Central Otago Pinot Noir Festival, Queenstown, New Zealand. More of a party than a symposium, 200 people attend this festival. Begun in 1999, it is now held every three out of four years, alternating with the country's more educational Pinot Noir festival in Wellington. The next festival is Jan. 27 to 29, 2008. For more information, go to www.pinotcelebration.co.nz.
PinotFest at Farallon Restaurant, San Francisco. A classy tasting supported by top California Pinot Noir producers since it began in 1999, the restaurant event limited to 300 people sells out each year. The next PinotFest is Nov. 17 and 18. For more information, go to www.farallonrestaurant.com.
World of Pinot Noir, Shell Beach, Calif. A symposium and tasting begun in 2000 to compare Central Coast Pinot Noirs with wines from Burgundy and the rest of the world, last weekend's festival sold out quickly with 800 people attending one or several events. For more information go to www.wopn.com.
PinotNoir2007, Wellington, New Zealand. An effort begun in 2001 to bring an international crowd of Pinot Noir winemakers and enthusiasts to that country, it is expected to attract 500 attendees when it is next held Jan. 29 to Feb. 2, 2007. Go to www.pinotnoir2007.co.nz.
Mornington Peninsula Pinot Noir Festival, Melbourne, Australia. This local festival begun in 2003 has attracted as many as 150 people to celebrate Pinot Noirs from around the world. The next festival will be held March 4 to 13, 2007. For more information, go to www.mpva.com.au.
Pinot on the River, Sebastopol, Calif. The three-day symposium begun in 2004 features technical seminars and food pairing clinics. It attracted 85 attendees last year. The next one is scheduled for Oct. 27 to 29. For more information, go to www.pinotfestival.com.
Hospices of Sonoma Barrel Auction, Sebastopol, Calif. A fundraiser created in 2004 in the spirit of Hospices de Beaune, the event attracted 400 people last year. It will be held again May 19 to 21. For more information, go to www.hospicesofsonoma.org.
Pinot Days, San Francisco. A sprawling tasting open to Pinot Noir winemakers from around the world, it attracted 1,500 people in 2005, its first year. The next one will be held June 24 to 25. For more information, go to www.pinotdays.com.

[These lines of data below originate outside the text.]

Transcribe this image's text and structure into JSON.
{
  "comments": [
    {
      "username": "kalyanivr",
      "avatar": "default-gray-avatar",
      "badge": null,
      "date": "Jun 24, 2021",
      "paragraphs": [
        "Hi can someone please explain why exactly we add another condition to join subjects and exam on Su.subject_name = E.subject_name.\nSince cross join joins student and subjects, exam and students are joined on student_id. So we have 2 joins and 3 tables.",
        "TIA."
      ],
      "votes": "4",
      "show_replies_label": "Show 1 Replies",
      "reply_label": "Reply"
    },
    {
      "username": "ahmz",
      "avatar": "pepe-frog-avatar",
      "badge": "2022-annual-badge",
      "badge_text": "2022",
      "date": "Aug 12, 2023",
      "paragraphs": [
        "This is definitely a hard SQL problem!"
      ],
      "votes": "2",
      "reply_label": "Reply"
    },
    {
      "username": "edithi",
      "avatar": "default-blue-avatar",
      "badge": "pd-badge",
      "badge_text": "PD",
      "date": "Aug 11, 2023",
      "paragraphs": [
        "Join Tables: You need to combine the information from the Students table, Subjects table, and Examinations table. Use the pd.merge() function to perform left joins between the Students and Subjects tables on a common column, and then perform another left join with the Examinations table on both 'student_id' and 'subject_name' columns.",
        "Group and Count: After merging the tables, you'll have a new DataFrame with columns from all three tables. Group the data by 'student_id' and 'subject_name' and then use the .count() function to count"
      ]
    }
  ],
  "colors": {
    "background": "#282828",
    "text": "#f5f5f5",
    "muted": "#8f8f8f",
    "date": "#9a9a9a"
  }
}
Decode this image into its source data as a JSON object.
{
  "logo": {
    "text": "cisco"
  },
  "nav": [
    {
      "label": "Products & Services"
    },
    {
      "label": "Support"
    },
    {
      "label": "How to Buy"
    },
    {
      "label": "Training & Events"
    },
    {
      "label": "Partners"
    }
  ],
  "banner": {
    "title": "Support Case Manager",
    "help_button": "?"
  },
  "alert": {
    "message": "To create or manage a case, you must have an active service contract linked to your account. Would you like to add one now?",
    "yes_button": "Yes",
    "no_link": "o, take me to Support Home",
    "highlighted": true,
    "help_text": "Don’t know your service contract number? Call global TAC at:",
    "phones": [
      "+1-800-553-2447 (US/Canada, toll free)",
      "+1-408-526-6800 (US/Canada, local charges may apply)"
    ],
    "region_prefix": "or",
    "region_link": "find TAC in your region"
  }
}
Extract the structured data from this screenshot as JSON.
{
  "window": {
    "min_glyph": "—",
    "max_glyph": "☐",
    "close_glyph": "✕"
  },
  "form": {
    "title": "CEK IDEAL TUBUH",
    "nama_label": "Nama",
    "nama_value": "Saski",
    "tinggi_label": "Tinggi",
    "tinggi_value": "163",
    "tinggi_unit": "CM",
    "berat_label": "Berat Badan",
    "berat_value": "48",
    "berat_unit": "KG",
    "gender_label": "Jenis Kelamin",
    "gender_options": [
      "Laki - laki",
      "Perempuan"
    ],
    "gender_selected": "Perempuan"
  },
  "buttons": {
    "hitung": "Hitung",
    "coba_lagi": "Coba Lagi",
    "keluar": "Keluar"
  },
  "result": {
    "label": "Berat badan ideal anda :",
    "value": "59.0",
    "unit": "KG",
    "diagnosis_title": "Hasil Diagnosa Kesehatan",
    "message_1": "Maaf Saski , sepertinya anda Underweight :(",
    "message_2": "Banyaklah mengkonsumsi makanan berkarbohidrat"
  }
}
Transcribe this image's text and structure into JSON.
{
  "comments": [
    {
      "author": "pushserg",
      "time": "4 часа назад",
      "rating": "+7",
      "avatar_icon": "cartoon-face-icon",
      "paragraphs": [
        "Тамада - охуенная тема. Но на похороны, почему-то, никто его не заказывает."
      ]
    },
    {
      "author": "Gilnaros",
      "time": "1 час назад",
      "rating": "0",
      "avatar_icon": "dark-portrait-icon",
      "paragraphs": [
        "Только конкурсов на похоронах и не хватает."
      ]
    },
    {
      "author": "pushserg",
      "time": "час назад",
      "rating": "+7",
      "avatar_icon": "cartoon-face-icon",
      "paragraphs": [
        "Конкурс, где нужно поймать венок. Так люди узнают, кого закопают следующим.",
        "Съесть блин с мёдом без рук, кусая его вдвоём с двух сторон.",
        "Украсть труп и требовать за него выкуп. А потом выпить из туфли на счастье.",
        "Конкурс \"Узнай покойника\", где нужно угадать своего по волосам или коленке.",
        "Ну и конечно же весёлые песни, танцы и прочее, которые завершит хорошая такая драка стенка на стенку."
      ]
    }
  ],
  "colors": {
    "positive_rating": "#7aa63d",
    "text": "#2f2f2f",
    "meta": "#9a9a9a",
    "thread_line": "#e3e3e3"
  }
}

Pinot Paradise, Santa Cruz Mountains, Saratoga, Calif. This seminar and tasting showcasing local Pinot Noirs began last year with 800 people attending. The next festival will be held March 25 and 26. For more information, go to www.scmwa.com.
-- Corie Brown